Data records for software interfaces

────────────────────

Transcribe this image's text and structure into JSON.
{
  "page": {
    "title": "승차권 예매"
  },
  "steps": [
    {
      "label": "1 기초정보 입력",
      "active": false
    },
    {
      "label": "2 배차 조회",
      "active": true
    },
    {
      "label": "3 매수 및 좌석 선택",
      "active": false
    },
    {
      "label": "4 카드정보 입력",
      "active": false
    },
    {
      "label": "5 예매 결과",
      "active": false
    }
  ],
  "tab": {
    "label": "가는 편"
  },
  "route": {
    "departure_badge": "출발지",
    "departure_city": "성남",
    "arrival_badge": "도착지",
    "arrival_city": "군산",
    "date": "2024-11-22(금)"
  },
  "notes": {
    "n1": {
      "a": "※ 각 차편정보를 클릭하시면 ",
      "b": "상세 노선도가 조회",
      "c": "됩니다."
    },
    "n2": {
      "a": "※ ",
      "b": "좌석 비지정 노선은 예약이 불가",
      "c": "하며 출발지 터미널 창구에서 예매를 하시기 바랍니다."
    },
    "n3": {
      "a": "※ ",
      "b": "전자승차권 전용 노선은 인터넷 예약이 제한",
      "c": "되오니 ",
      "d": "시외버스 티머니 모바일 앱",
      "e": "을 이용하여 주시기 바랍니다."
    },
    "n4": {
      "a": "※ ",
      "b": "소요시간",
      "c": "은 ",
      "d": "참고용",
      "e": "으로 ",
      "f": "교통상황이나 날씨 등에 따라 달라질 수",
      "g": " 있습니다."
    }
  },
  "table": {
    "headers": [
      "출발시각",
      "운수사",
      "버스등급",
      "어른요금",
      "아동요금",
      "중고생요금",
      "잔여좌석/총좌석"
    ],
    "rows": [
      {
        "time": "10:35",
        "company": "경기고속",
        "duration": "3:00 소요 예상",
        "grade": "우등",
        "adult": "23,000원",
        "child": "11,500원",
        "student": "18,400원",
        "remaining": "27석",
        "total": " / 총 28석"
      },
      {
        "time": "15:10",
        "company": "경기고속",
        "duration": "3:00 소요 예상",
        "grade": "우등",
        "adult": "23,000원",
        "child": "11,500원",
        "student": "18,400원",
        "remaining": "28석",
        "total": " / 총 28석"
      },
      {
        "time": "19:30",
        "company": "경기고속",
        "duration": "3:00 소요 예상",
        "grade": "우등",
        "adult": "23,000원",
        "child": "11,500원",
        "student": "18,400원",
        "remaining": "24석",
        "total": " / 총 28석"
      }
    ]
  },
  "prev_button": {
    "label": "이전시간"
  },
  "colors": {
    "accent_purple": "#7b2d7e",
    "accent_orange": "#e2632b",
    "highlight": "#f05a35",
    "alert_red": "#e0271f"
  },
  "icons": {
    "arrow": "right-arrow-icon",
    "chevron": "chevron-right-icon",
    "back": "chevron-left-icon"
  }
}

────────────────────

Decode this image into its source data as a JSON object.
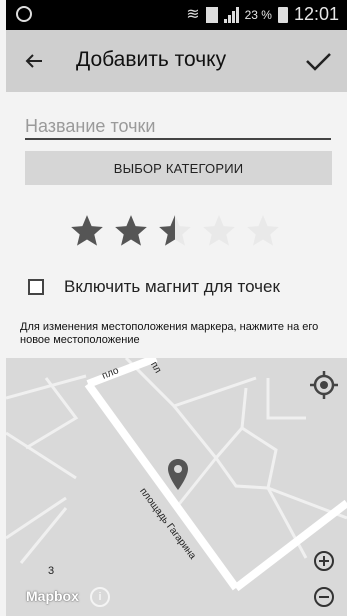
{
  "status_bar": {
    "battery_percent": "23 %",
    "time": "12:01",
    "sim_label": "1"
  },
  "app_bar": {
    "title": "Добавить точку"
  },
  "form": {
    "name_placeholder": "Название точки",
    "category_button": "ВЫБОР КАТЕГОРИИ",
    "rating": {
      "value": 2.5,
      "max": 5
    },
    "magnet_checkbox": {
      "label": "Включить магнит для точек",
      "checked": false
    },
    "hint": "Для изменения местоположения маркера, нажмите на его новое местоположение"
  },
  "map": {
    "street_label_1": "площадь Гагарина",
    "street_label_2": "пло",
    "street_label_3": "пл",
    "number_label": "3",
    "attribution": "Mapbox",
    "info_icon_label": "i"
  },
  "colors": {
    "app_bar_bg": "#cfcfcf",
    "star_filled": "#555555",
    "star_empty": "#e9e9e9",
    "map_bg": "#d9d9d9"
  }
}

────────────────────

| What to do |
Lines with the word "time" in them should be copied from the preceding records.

| Output |
        "time": "10:35",
        "time": "15:10",
        "time": "19:30",
    "time": "12:01",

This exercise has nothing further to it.